The partial VIN was stamped into the bellhousing flange just above and inboard of the opening for the starter. Check out this photo.
As you can see from this photo, the partial VIN is in the format 16UXXXXXX, and the stamping is uneven. In the case of the pictured VIN, 16U226195, the "6" represents the 1976 model year. The 1975 model year blocks should be in the format 15UXXXXXX.
The coded stamping that evidences the build date of the engine is also located atop the bellhousing flange, in the neighborhood of the 12:00 position, directly in the center of the block.
The stamping is coded. It is in the format TXXXXZCX, where "X" is a variable, either a number or a letter. In practice, there were only two formats, TXXXXZCA and TXXXXZCB. The difference between "A" and "B" is the difference between a 1975 model year engine and a 1976 model year powerplant.

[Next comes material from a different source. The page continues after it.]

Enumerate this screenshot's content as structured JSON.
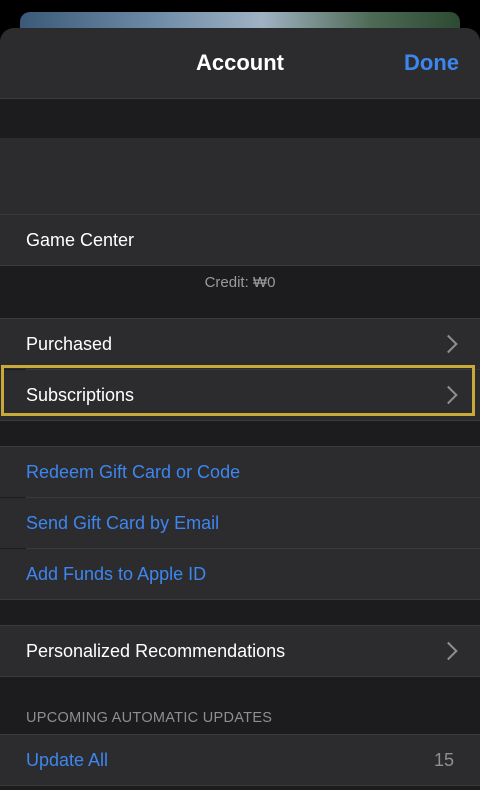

Further decoding the stamping, the T represents Tonawanda. The WebCrew once knew the significance of the ZC, but alas has temporarily forgotten. If anyone can refresh our recollections, please send us a Feedback.
Finally, the four middle characters are digits and represent the month and day of the engine build. Check out this photo of the build date stamping. It reads T0420ZCB, although the "B" is not well indented and is difficult to read through the corrosion on the bellhousing flange. Translated, this means that this motor was completed on April 20, 1976 at the Tonawanda, NY factory. What is not revealed, but what is known according to the build sticker, is that the motor was built and signed by none other than Carl J. Kooken.